  • Physician recruitment. There’s a nationwide physician shortage, and on top of that, it can be difficult to attract primary care physicians and specialists to remote or rural areas.
  • Hospital-physician alignment. Community hospitals, like all hospitals, struggle to work cooperatively with medical staff to improve quality and lower costs.

 Six actions can be taken immediately to address these challenges:

  • Optimize internal operations. The goal is to provide care in a cost-effective manner with the best possible outcomes.
  • Benchmark performance against similar hospitals. Comparing clinical data can help identify opportunities for improvement.
  • Assess feasibility of independence.

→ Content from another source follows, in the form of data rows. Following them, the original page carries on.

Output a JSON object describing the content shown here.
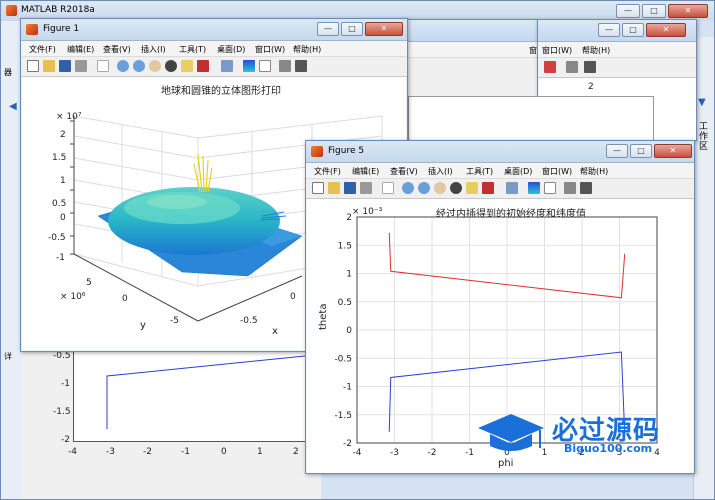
{
  "app": {
    "title": "MATLAB R2018a",
    "controls": {
      "minimize": "—",
      "maximize": "□",
      "close": "✕"
    }
  },
  "matlab_bg": {
    "side_labels": [
      "工",
      "作",
      "区"
    ],
    "left_glyphs": [
      "器",
      "详"
    ],
    "bg_plot_ticks_y": [
      "-0.5",
      "-1",
      "-1.5",
      "-2"
    ],
    "bg_plot_ticks_x": [
      "-4",
      "-3",
      "-2",
      "-1",
      "0",
      "1",
      "2"
    ],
    "bg_fig_label": "2"
  },
  "menus": [
    "文件(F)",
    "编辑(E)",
    "查看(V)",
    "插入(I)",
    "工具(T)",
    "桌面(D)",
    "窗口(W)",
    "帮助(H)"
  ],
  "back_figure": {
    "menus": [
      "窗口(W)",
      "帮助(H)"
    ],
    "axis_label": "2"
  },
  "figure1": {
    "title": "Figure 1",
    "plot_title": "地球和圆锥的立体图形打印",
    "z_exponent": "× 10⁷",
    "z_ticks": [
      "2",
      "1.5",
      "1",
      "0.5",
      "0",
      "-0.5",
      "-1"
    ],
    "y_exponent": "× 10⁶",
    "y_ticks": [
      "5",
      "0",
      "-5"
    ],
    "x_ticks": [
      "-0.5",
      "0"
    ],
    "ylabel": "y",
    "xlabel": "x"
  },
  "figure5": {
    "title": "Figure 5",
    "plot_title": "经过内插得到的初始经度和纬度值",
    "y_exponent": "× 10⁻³",
    "ylabel": "theta",
    "xlabel": "phi",
    "colors": {
      "upper": "#e03030",
      "lower": "#2a3fd8"
    }
  },
  "chart_data": {
    "type": "line",
    "title": "经过内插得到的初始经度和纬度值",
    "xlabel": "phi",
    "ylabel": "theta",
    "y_scale_label": "× 10⁻³",
    "xlim": [
      -4,
      4
    ],
    "ylim": [
      -2,
      2
    ],
    "x_ticks": [
      -4,
      -3,
      -2,
      -1,
      0,
      1,
      2,
      3,
      4
    ],
    "y_ticks": [
      2,
      1.5,
      1,
      0.5,
      0,
      -0.5,
      -1,
      -1.5,
      -2
    ],
    "grid": true,
    "series": [
      {
        "color": "#e03030",
        "x": [
          -3.14,
          -3.1,
          3.05,
          3.14
        ],
        "y": [
          1.72,
          1.04,
          0.57,
          1.35
        ]
      },
      {
        "color": "#2a3fd8",
        "x": [
          -3.14,
          -3.1,
          3.05,
          3.14
        ],
        "y": [
          -1.8,
          -0.84,
          -0.39,
          -1.85
        ]
      }
    ]
  },
  "watermark": {
    "title": "必过源码",
    "site": "Biguo100.com"
  }
}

After making as many internal improvements as possible, community hospitals must assess the feasibility of remaining independent, now and in the future.
  • Consider partnerships. If internal improvements aren’t sufficient to compete in the marketplace, community hospitals should consider forming relationships with other organizations. When seeking a partner, community hospitals should make sure the hospital’s culture aligns with the prospective partner’s culture; define expectations upfront; and make clear what they must provide in return and the amount of control they will cede for the expected benefits of the partnership.
  • Ensure board involvement. The board may need to be educated about its responsibilities, including overseeing finances, clinical quality and strategy.
  • Collaborate with physicians and involve them in the hospital’s governance.

Read the full Becker's Hospital Review article.


If these health reform challenges sound all too familiar, CHC can help with operations assessment, board education, strategy development and, if necessary, partnership options. Call us today at 972.943.6400.

Tags: Affordable Care Act, Healthcare Reform , Hospital Board Advisory, Hospital-Physician Alignment, Independence, Operational Assessment , Patient Protection , Physician Recruitment, Strategic Direction

CHC in the Spotlight